Saved data entries
^^^^^^^^
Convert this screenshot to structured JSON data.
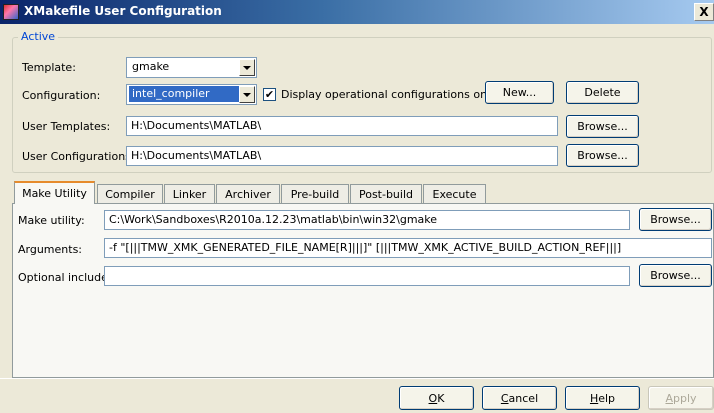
{
  "window": {
    "title": "XMakefile User Configuration",
    "close_label": "X"
  },
  "active_group": {
    "legend": "Active",
    "template_label": "Template:",
    "template_value": "gmake",
    "configuration_label": "Configuration:",
    "configuration_value": "intel_compiler",
    "display_operational_label": "Display operational configurations only",
    "display_operational_checked": true,
    "new_button": "New...",
    "delete_button": "Delete",
    "user_templates_label": "User Templates:",
    "user_templates_value": "H:\\Documents\\MATLAB\\",
    "user_configurations_label": "User Configurations:",
    "user_configurations_value": "H:\\Documents\\MATLAB\\",
    "browse_label": "Browse..."
  },
  "tabs": [
    {
      "label": "Make Utility",
      "active": true
    },
    {
      "label": "Compiler"
    },
    {
      "label": "Linker"
    },
    {
      "label": "Archiver"
    },
    {
      "label": "Pre-build"
    },
    {
      "label": "Post-build"
    },
    {
      "label": "Execute"
    }
  ],
  "make_utility": {
    "make_utility_label": "Make utility:",
    "make_utility_value": "C:\\Work\\Sandboxes\\R2010a.12.23\\matlab\\bin\\win32\\gmake",
    "arguments_label": "Arguments:",
    "arguments_value": "-f \"[|||TMW_XMK_GENERATED_FILE_NAME[R]|||]\" [|||TMW_XMK_ACTIVE_BUILD_ACTION_REF|||]",
    "optional_include_label": "Optional include:",
    "optional_include_value": "",
    "browse_label": "Browse..."
  },
  "footer": {
    "ok_prefix": "",
    "ok_mnemonic": "O",
    "ok_rest": "K",
    "cancel_prefix": "",
    "cancel_mnemonic": "C",
    "cancel_rest": "ancel",
    "help_prefix": "",
    "help_mnemonic": "H",
    "help_rest": "elp",
    "apply_prefix": "",
    "apply_mnemonic": "A",
    "apply_rest": "pply",
    "apply_enabled": false
  }
}
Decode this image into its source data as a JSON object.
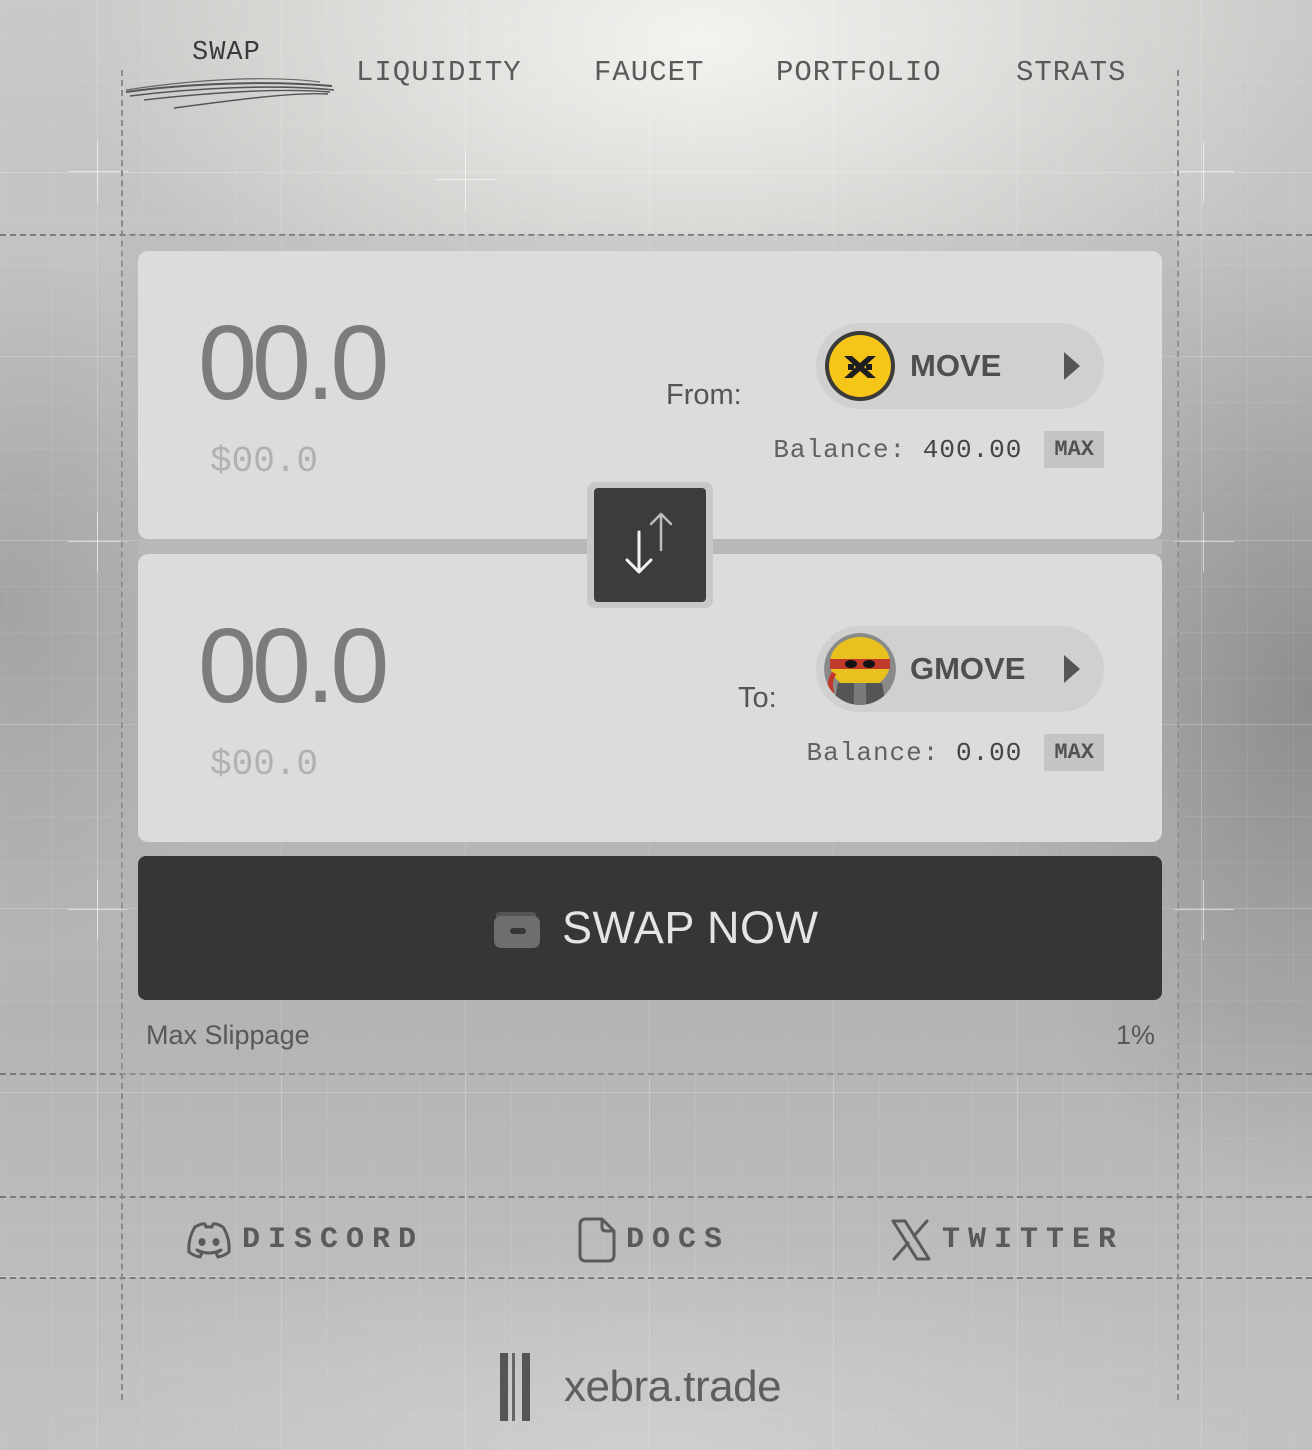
{
  "nav": {
    "items": [
      {
        "label": "SWAP",
        "active": true
      },
      {
        "label": "LIQUIDITY",
        "active": false
      },
      {
        "label": "FAUCET",
        "active": false
      },
      {
        "label": "PORTFOLIO",
        "active": false
      },
      {
        "label": "STRATS",
        "active": false
      }
    ]
  },
  "swap": {
    "from": {
      "direction_label": "From:",
      "amount": "00.0",
      "fiat_value": "$00.0",
      "token": {
        "symbol": "MOVE",
        "icon": "move-token-icon"
      },
      "balance_label": "Balance:",
      "balance_value": "400.00",
      "max_label": "MAX"
    },
    "to": {
      "direction_label": "To:",
      "amount": "00.0",
      "fiat_value": "$00.0",
      "token": {
        "symbol": "GMOVE",
        "icon": "gmove-token-icon"
      },
      "balance_label": "Balance:",
      "balance_value": "0.00",
      "max_label": "MAX"
    },
    "switch_icon": "swap-arrows-icon",
    "submit_label": "SWAP NOW",
    "submit_icon": "wallet-icon",
    "slippage_label": "Max Slippage",
    "slippage_value": "1%"
  },
  "footer": {
    "links": [
      {
        "label": "DISCORD",
        "icon": "discord-icon"
      },
      {
        "label": "DOCS",
        "icon": "document-icon"
      },
      {
        "label": "TWITTER",
        "icon": "x-icon"
      }
    ],
    "brand": "xebra.trade"
  },
  "colors": {
    "move_token_bg": "#f5c518",
    "button_dark": "#363636",
    "card_bg": "#dcdcdb"
  }
}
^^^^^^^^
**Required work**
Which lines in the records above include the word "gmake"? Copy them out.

**Solution to this problem**
    "template_value": "gmake",
    "make_utility_value": "C:\\Work\\Sandboxes\\R2010a.12.23\\matlab\\bin\\win32\\gmake",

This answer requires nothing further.